DATASET EXCERPTS:
□ □ □ □ □

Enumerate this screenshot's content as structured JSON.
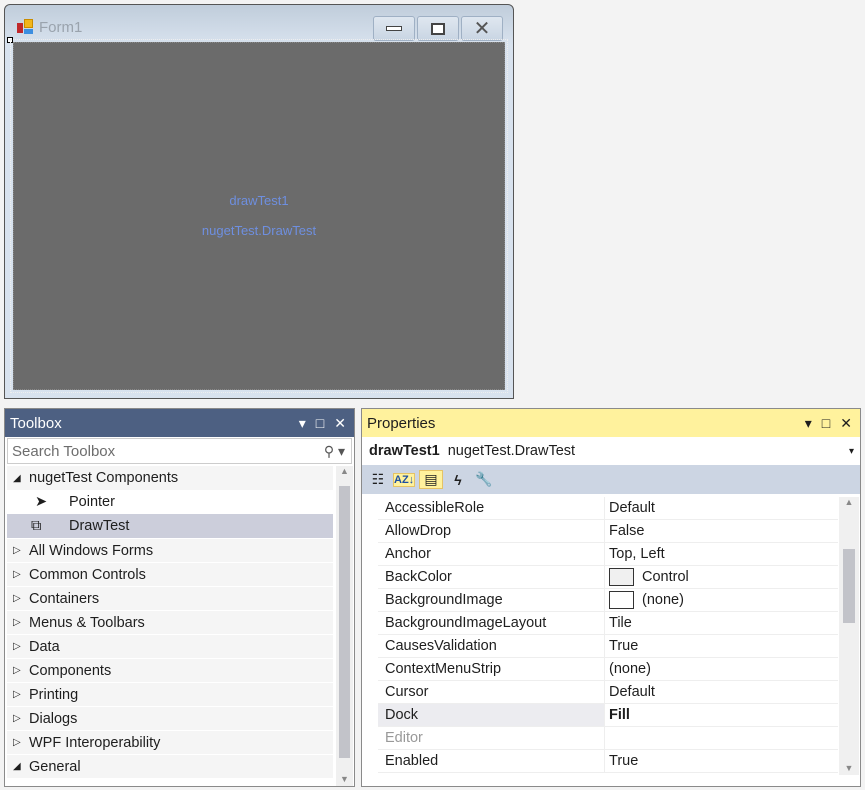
{
  "form": {
    "title": "Form1",
    "control_name": "drawTest1",
    "control_type": "nugetTest.DrawTest",
    "back_color": "#6b6b6b"
  },
  "toolbox": {
    "title": "Toolbox",
    "search_placeholder": "Search Toolbox",
    "group": "nugetTest Components",
    "items": [
      {
        "label": "Pointer",
        "icon": "pointer-icon"
      },
      {
        "label": "DrawTest",
        "icon": "component-icon",
        "selected": true
      }
    ],
    "categories": [
      "All Windows Forms",
      "Common Controls",
      "Containers",
      "Menus & Toolbars",
      "Data",
      "Components",
      "Printing",
      "Dialogs",
      "WPF Interoperability",
      "General"
    ]
  },
  "properties": {
    "title": "Properties",
    "object_name": "drawTest1",
    "object_type": "nugetTest.DrawTest",
    "rows": [
      {
        "name": "AccessibleRole",
        "value": "Default"
      },
      {
        "name": "AllowDrop",
        "value": "False"
      },
      {
        "name": "Anchor",
        "value": "Top, Left"
      },
      {
        "name": "BackColor",
        "value": "Control",
        "swatch": "#f0f0f0"
      },
      {
        "name": "BackgroundImage",
        "value": "(none)",
        "swatch": "#ffffff"
      },
      {
        "name": "BackgroundImageLayout",
        "value": "Tile"
      },
      {
        "name": "CausesValidation",
        "value": "True"
      },
      {
        "name": "ContextMenuStrip",
        "value": "(none)"
      },
      {
        "name": "Cursor",
        "value": "Default"
      },
      {
        "name": "Dock",
        "value": "Fill",
        "bold": true,
        "selected": true
      },
      {
        "name": "Editor",
        "value": "",
        "disabled": true
      },
      {
        "name": "Enabled",
        "value": "True"
      }
    ]
  },
  "colors": {
    "toolbox_header": "#4d6082",
    "properties_header": "#fff29d",
    "selection": "#cccedb"
  }
}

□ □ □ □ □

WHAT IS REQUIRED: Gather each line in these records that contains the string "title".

RESPONSE AREA:
    "title": "Form1",
    "title": "Toolbox",
    "title": "Properties",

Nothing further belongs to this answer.